Starting in 1863 in Sacramento, California, the Central Pacific laid their first tracks. They slowly started their eastward race toward the oncoming Union Pacific Railroad by building to Roseville, California in 1864. In 1865 they reached Colfax, and in 1866 Cisco, California. They overcame terrific problems including, labor shortages, difficulty obtaining U.S. steel tracks, lack of blasting powder, and the expense of grading, tunneling and bridging in steep mountains. In 1868 they laid 306 miles of track across Nevada, and set a world record building ten miles of track in twelve hours in 1869. On 10 May 1869 the Central Pacific joined track with the Union Pacific at Promontory Summit, Utah north of the Great Salt Lake to form the first transcontinental railroad in the United States. Later in 1904 the Lucin Cutoff was completed across the Salt Lake to shorten the route to Ogden, Utah and avoid mountain grades and curves.
The Central Pacific Railrad from west to east went through:
Settlers and Records
Settlers using the Central Pacific Railroad were likely to be from Eastern or Midwestern states along the tracks of the Union Pacific and connectors such as Illinois, Iowa, Missouri, Nebraska, Wyoming, and Utah. Most would have settled in Utah, Nevada, or northern California.
There are no known Central Pacific Railroad passenger list records.

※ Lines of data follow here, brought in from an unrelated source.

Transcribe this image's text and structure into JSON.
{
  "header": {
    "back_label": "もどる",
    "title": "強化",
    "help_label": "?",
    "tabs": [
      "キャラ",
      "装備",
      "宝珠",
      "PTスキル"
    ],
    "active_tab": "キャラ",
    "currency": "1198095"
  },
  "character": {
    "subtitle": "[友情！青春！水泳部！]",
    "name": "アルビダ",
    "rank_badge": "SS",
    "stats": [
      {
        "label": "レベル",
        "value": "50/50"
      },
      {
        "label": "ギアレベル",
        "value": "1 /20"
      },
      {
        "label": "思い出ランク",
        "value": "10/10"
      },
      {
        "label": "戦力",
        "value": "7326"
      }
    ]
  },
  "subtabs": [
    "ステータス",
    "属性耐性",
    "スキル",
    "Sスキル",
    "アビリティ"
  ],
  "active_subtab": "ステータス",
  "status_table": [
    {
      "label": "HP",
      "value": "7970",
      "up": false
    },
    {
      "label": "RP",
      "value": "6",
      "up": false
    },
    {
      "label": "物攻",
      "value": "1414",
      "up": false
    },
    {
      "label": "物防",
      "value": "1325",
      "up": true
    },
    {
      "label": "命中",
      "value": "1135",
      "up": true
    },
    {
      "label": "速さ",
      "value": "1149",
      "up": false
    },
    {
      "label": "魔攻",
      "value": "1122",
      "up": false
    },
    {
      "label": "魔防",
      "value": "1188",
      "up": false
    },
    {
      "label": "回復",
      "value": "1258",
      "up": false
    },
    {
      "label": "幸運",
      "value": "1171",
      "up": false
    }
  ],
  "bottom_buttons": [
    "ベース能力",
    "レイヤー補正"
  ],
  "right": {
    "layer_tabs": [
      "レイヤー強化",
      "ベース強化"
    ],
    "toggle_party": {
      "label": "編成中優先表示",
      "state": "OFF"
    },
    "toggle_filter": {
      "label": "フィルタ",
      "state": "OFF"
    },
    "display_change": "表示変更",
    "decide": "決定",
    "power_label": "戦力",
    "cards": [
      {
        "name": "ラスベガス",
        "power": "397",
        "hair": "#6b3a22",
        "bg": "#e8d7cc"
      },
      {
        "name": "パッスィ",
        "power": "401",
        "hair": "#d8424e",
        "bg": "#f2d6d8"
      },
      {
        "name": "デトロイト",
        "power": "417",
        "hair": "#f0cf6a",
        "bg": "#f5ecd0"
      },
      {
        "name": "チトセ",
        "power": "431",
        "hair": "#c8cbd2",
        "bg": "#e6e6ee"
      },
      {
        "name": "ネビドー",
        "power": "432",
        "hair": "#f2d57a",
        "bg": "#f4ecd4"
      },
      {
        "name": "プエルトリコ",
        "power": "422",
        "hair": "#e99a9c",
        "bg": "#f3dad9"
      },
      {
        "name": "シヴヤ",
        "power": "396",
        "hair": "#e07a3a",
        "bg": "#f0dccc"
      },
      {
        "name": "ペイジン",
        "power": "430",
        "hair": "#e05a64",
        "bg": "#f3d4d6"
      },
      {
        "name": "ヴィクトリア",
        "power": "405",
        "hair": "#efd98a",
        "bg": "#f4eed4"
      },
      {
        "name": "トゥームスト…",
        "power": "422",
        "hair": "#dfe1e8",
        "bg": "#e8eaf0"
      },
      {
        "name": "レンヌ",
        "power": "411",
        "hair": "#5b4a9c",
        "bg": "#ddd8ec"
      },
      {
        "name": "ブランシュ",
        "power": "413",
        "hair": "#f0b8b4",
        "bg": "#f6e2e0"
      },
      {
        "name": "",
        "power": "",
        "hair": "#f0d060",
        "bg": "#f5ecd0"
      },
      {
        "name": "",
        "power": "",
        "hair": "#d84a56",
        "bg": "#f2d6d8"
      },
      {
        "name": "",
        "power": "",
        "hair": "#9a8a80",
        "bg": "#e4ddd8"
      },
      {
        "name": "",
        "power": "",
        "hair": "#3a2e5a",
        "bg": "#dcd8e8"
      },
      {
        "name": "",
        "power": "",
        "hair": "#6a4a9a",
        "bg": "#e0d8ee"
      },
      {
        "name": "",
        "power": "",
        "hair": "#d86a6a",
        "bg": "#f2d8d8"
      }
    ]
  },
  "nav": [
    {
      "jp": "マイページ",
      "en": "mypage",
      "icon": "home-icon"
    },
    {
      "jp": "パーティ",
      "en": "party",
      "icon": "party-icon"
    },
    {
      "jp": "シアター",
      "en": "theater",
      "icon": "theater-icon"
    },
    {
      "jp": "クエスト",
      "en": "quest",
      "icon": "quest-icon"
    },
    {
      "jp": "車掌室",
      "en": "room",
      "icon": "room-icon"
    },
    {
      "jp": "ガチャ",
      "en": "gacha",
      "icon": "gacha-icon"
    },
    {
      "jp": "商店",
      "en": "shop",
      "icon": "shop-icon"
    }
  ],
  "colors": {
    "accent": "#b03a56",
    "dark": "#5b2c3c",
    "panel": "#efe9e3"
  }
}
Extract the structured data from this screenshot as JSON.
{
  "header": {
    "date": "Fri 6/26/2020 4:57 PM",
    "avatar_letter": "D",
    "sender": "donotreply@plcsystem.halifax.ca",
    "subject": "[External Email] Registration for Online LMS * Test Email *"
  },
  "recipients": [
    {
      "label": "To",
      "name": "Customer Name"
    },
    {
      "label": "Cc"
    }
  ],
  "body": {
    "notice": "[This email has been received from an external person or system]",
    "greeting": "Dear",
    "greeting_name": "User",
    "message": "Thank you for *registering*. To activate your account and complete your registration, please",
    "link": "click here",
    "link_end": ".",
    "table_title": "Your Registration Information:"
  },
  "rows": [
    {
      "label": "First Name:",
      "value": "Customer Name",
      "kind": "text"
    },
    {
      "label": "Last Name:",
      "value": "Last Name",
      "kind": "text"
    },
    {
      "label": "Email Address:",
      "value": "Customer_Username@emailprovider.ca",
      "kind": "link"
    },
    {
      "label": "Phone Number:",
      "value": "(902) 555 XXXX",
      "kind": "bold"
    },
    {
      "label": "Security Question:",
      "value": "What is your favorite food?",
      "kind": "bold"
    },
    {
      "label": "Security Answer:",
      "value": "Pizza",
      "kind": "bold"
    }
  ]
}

- Wikipedia contributors, "Central Pacific Railroad," Wikipedia, The Free Encyclopedia, http://en.wikipedia.org/w/index.php?title=Central_Pacific_Railroad&amp;amp;amp;amp;amp;amp;amp;amp;oldid=299761457 (accessed 6 July 2009); Wikipedia contributors, "Union Pacific Railroad," Wikipedia, The Free Encyclopedia, http://en.wikipedia.org/w/index.php?title=Union_Pacific_Railroad&amp;amp;amp;amp;amp;amp;amp;amp;oldid=298717292 (accessed 6 July 2009); Wikipedia contributors, "Golden spike," Wikipedia, The Free Encyclopedia, http://en.wikipedia.org/w/index.php?title=Golden_spike&amp;amp;amp;amp;amp;amp;amp;amp;oldid=290578008 (accessed 6 July 2009), and Wikipedia contributors, "Promontory, Utah," Wikipedia, The Free Encyclopedia, http://en.wikipedia.org/w/index.php?title=Promontory,_Utah&amp;amp;amp;amp;amp;amp;amp;amp;oldid=297584143 (accessed 6 July 2009).
- "Central Pacific Railroad" in American Western History Musuems at http://www.linecamp.com/museums/americanwest/western_clubs/central_pacific_railroad/central_pacific_railroad.html (accessed 10 July 2009).
- Wikipedia contributors, "Lucin Cutoff" in Wikipedia: the Free Encyclopedia at http://en.wikipedia.org/w/index.php?title=Lucin_Cutoff (accessed 10 July 2009).